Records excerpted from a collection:
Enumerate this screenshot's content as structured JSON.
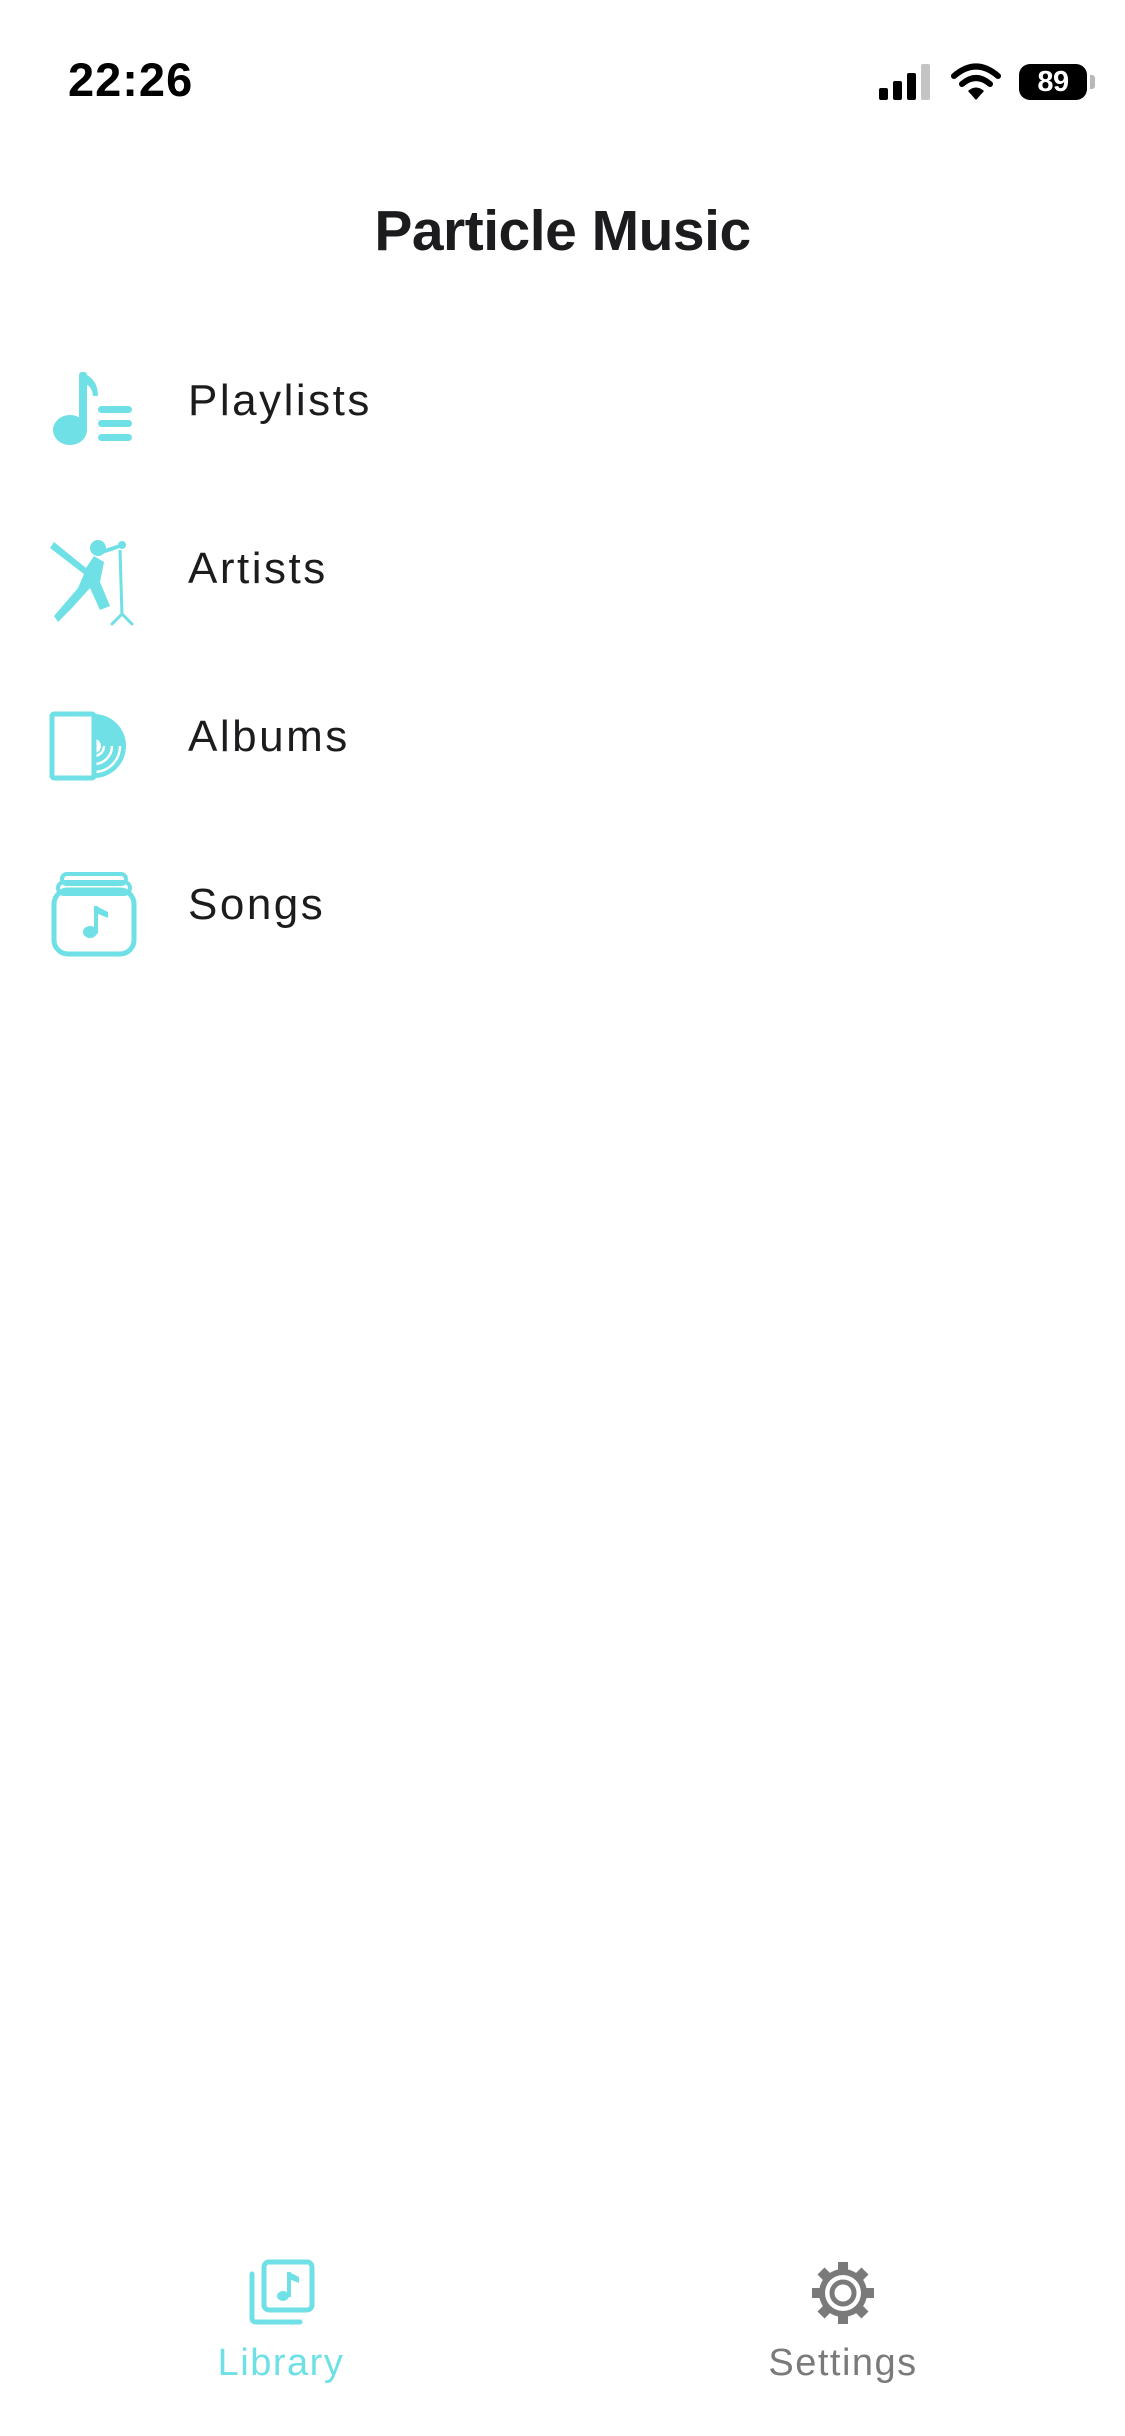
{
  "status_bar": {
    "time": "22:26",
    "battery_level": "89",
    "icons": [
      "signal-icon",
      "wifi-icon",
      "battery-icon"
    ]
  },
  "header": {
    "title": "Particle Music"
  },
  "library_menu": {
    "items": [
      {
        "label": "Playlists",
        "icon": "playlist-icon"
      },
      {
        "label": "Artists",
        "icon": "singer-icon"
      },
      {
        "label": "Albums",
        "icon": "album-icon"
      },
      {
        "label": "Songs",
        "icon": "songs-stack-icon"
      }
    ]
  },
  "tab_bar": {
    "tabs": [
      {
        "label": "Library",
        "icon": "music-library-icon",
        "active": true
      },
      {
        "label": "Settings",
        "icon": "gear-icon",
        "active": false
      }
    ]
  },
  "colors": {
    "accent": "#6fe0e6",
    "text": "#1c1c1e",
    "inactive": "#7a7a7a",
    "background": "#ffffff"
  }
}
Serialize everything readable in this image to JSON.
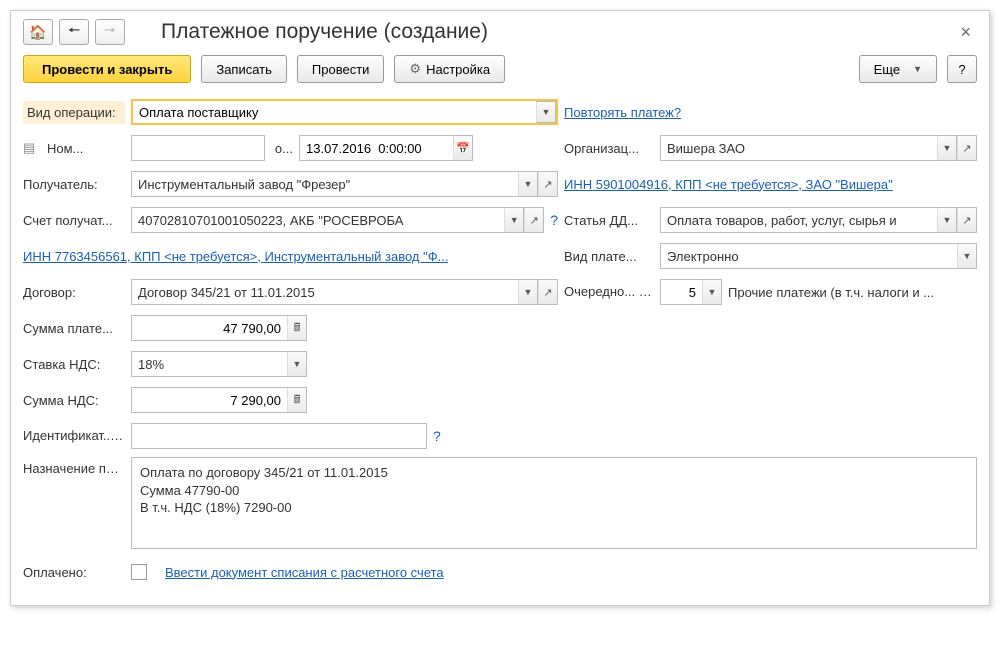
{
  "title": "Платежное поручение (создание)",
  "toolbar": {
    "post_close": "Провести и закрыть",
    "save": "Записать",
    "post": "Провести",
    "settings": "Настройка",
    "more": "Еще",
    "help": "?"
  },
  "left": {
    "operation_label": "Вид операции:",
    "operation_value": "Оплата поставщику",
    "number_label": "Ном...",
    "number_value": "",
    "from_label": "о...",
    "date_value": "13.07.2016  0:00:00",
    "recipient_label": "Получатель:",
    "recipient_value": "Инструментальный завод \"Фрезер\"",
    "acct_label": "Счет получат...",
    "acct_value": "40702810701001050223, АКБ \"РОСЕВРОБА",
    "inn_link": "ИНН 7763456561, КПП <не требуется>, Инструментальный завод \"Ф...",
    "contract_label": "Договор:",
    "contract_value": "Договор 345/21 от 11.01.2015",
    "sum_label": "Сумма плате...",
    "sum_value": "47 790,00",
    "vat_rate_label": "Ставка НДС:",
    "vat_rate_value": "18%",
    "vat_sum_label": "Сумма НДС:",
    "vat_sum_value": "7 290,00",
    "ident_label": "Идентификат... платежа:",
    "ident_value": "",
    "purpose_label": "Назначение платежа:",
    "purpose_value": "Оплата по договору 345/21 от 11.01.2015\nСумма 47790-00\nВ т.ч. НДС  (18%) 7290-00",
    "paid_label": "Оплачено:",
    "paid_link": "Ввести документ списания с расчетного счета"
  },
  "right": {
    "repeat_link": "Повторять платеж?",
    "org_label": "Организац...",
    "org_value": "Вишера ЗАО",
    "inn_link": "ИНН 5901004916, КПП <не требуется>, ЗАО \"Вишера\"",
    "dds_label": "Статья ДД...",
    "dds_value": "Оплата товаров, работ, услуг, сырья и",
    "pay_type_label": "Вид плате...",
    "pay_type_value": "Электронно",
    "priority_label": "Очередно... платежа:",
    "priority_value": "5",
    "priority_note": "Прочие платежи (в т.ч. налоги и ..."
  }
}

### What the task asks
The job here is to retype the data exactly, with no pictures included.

### Response
Enumerate this screenshot's content as structured JSON.
{
  "status_bar": {
    "time": "22:26",
    "battery_level": "89",
    "icons": [
      "signal-icon",
      "wifi-icon",
      "battery-icon"
    ]
  },
  "header": {
    "title": "Particle Music"
  },
  "library_menu": {
    "items": [
      {
        "label": "Playlists",
        "icon": "playlist-icon"
      },
      {
        "label": "Artists",
        "icon": "singer-icon"
      },
      {
        "label": "Albums",
        "icon": "album-icon"
      },
      {
        "label": "Songs",
        "icon": "songs-stack-icon"
      }
    ]
  },
  "tab_bar": {
    "tabs": [
      {
        "label": "Library",
        "icon": "music-library-icon",
        "active": true
      },
      {
        "label": "Settings",
        "icon": "gear-icon",
        "active": false
      }
    ]
  },
  "colors": {
    "accent": "#6fe0e6",
    "text": "#1c1c1e",
    "inactive": "#7a7a7a",
    "background": "#ffffff"
  }
}
Serialize everything readable in this image to JSON.
{
  "title": "Платежное поручение (создание)",
  "toolbar": {
    "post_close": "Провести и закрыть",
    "save": "Записать",
    "post": "Провести",
    "settings": "Настройка",
    "more": "Еще",
    "help": "?"
  },
  "left": {
    "operation_label": "Вид операции:",
    "operation_value": "Оплата поставщику",
    "number_label": "Ном...",
    "number_value": "",
    "from_label": "о...",
    "date_value": "13.07.2016  0:00:00",
    "recipient_label": "Получатель:",
    "recipient_value": "Инструментальный завод \"Фрезер\"",
    "acct_label": "Счет получат...",
    "acct_value": "40702810701001050223, АКБ \"РОСЕВРОБА",
    "inn_link": "ИНН 7763456561, КПП <не требуется>, Инструментальный завод \"Ф...",
    "contract_label": "Договор:",
    "contract_value": "Договор 345/21 от 11.01.2015",
    "sum_label": "Сумма плате...",
    "sum_value": "47 790,00",
    "vat_rate_label": "Ставка НДС:",
    "vat_rate_value": "18%",
    "vat_sum_label": "Сумма НДС:",
    "vat_sum_value": "7 290,00",
    "ident_label": "Идентификат... платежа:",
    "ident_value": "",
    "purpose_label": "Назначение платежа:",
    "purpose_value": "Оплата по договору 345/21 от 11.01.2015\nСумма 47790-00\nВ т.ч. НДС  (18%) 7290-00",
    "paid_label": "Оплачено:",
    "paid_link": "Ввести документ списания с расчетного счета"
  },
  "right": {
    "repeat_link": "Повторять платеж?",
    "org_label": "Организац...",
    "org_value": "Вишера ЗАО",
    "inn_link": "ИНН 5901004916, КПП <не требуется>, ЗАО \"Вишера\"",
    "dds_label": "Статья ДД...",
    "dds_value": "Оплата товаров, работ, услуг, сырья и",
    "pay_type_label": "Вид плате...",
    "pay_type_value": "Электронно",
    "priority_label": "Очередно... платежа:",
    "priority_value": "5",
    "priority_note": "Прочие платежи (в т.ч. налоги и ..."
  }
}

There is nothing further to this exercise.